_Records to process_:
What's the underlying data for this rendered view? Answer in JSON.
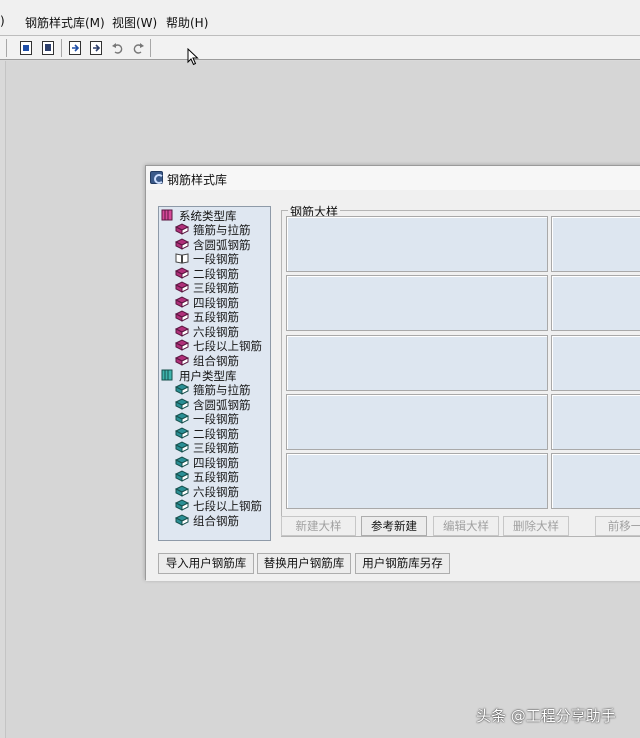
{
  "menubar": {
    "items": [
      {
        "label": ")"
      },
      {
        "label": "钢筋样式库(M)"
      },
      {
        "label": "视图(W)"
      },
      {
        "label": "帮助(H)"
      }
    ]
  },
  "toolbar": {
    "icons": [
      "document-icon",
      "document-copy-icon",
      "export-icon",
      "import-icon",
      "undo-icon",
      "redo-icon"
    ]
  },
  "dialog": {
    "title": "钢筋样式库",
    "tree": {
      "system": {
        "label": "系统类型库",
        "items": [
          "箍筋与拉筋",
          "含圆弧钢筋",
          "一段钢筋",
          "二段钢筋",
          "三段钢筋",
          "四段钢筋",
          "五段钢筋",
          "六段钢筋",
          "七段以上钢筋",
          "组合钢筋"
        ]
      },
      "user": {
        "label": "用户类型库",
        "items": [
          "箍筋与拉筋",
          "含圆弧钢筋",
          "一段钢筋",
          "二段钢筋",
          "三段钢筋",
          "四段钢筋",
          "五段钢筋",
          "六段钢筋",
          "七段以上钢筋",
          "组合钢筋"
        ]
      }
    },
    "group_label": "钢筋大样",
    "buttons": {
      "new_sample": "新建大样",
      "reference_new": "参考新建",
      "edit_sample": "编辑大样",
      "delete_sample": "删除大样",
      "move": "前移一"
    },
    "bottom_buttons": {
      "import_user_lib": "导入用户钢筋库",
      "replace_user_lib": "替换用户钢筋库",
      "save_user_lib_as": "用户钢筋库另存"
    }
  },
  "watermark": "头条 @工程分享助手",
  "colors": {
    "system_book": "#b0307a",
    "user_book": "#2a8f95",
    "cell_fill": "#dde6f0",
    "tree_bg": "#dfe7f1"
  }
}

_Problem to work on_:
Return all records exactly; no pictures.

_Solution_:
What's the underlying data for this rendered view? Answer in JSON.
{
  "menubar": {
    "items": [
      {
        "label": ")"
      },
      {
        "label": "钢筋样式库(M)"
      },
      {
        "label": "视图(W)"
      },
      {
        "label": "帮助(H)"
      }
    ]
  },
  "toolbar": {
    "icons": [
      "document-icon",
      "document-copy-icon",
      "export-icon",
      "import-icon",
      "undo-icon",
      "redo-icon"
    ]
  },
  "dialog": {
    "title": "钢筋样式库",
    "tree": {
      "system": {
        "label": "系统类型库",
        "items": [
          "箍筋与拉筋",
          "含圆弧钢筋",
          "一段钢筋",
          "二段钢筋",
          "三段钢筋",
          "四段钢筋",
          "五段钢筋",
          "六段钢筋",
          "七段以上钢筋",
          "组合钢筋"
        ]
      },
      "user": {
        "label": "用户类型库",
        "items": [
          "箍筋与拉筋",
          "含圆弧钢筋",
          "一段钢筋",
          "二段钢筋",
          "三段钢筋",
          "四段钢筋",
          "五段钢筋",
          "六段钢筋",
          "七段以上钢筋",
          "组合钢筋"
        ]
      }
    },
    "group_label": "钢筋大样",
    "buttons": {
      "new_sample": "新建大样",
      "reference_new": "参考新建",
      "edit_sample": "编辑大样",
      "delete_sample": "删除大样",
      "move": "前移一"
    },
    "bottom_buttons": {
      "import_user_lib": "导入用户钢筋库",
      "replace_user_lib": "替换用户钢筋库",
      "save_user_lib_as": "用户钢筋库另存"
    }
  },
  "watermark": "头条 @工程分享助手",
  "colors": {
    "system_book": "#b0307a",
    "user_book": "#2a8f95",
    "cell_fill": "#dde6f0",
    "tree_bg": "#dfe7f1"
  }
}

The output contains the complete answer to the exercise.